Candy can't bring himself to kill his dog and lets Carlson do it instead. For a moment she stood over him as though waiting for him to move so that she could whip at him again; but Crooks sat perfectly still, his eyes averted, everything that might be hurt drawn in. Their thematic link makes his eagerness to join George and Lennie in their farm life natural and understandable. I think I knowed we'd never do her. A guy goes nuts if he ain't got nobody.
Never did seem right to me. Candy is just a typical worker, but he has his own 'story to tell' in that he is getting older, is slightly disabled, but is still willing to work at what he can do, which is mainly as general ranch-hand, cleaning and swabbing out the bunk-house. Steinbeck presents Candy as a vulnerable character. S'pose they was a carnival or a circus come to town, or a ball game, or any damn thing. The owner of an old and feeble dog, Candy is himself crippled—he lost his hand in an accident on the ranch. For Candy it's a place where he will be needed and belongs.

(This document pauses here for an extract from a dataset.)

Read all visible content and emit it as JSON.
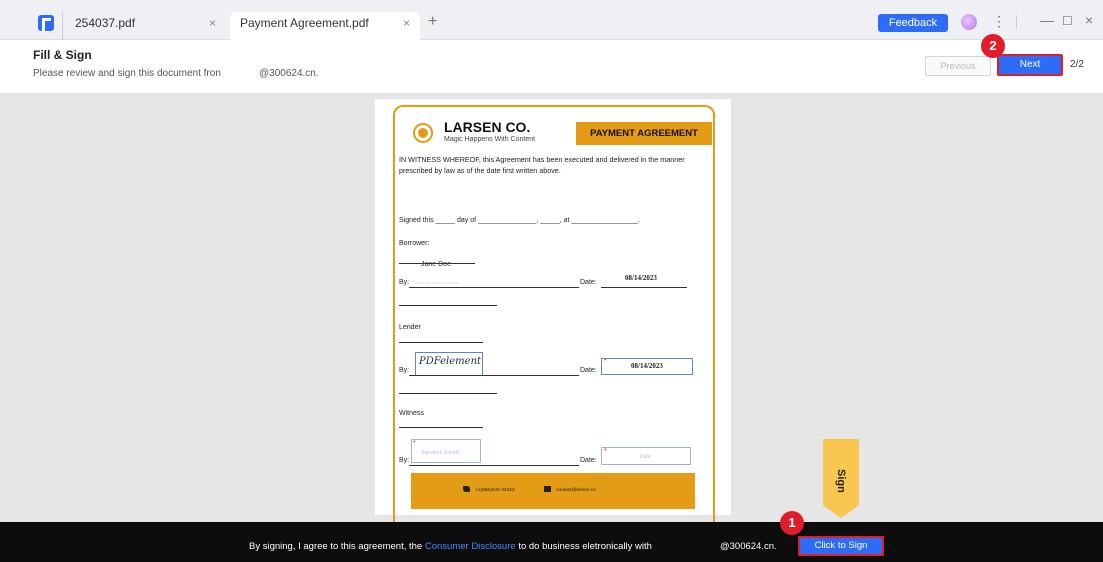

The thing is, they're talkin', or they're settin' still not talkin'. An' whatta I got,' George went on furiously. Lesson Summary In chapter three, we learn about Lennie's past and how George used to play tricks on him, but stopped after he jumped in the Sacramento River and almost drowned. Jus' say, 'We'll go to her,' an' we would. I never get to talk to nobody. Quote: Well, I never seen one guy take so much trouble for another guy. It's just bein' with another guy.
Analysis: Candy laments his fate. Quote: Whatever we ain't got, that's what you want… if I was alone I could live so easy. Lennie's Story As chapter three begins, we find George and Slim in the bunkhouse, discussing Lennie and the new puppy that Slim has given him. The water is warm too, for it has slipped twinkling over the yellow sands in the sunlight before reaching the narrow pool. Quote: You seen what they done to my dog tonight? He ain't no good to you, Candy.
This passage highlights the need for companionship and the oppressive nature of Crooks' society. Candy and his dog act as foreshadowing for the end of the story. I shouldn't ought to of let no stranger shoot my dog. An old handyman who greets George and Lennie at the ranch. Seem like Curley ain't givin' nobody a chance.
George says he knew Lennie's aunt, and after she died, Lennie started following him wherever he went. He's only referred to as Candy's dog and described as old, crippled. And just as the other men cannot understand the bond that keeps an apparently hale and clever man like George yoked to the burdensome, infantile Lennie, so too the men cannot understand Candy's sentimental companionship with his now-decrepit and stinking dog. There is writing promoting social change, writing punishing injustice, writing in celebration of heroism, but always that base theme. In Of Mice and Men, the theme of loneliness is part of life, as Steinbeck shows through most of the characters in the novel.
I could go get a job an' work, an no trouble. Foreshadowing is a literary device that uses clues in the text to subtly let the reader know what's going to happen. They ain't got nothing to look ahead to. In this environment, in which human life is utterly disposable, only Slim recognizes that the loss of such a beautiful and powerful friendship should be mourned. Although true, these things that George extols as the good life are not as valuable as his friendship with Lennie; otherwise, he would have left him long ago.
Quote: We got a future. Candy is the man who describes the t … heme of ageism and loneliness. There won't be a damn thing left to eat. The shade climbed up the hills toward the top. I read plenty of books out here. With us it ain't like that.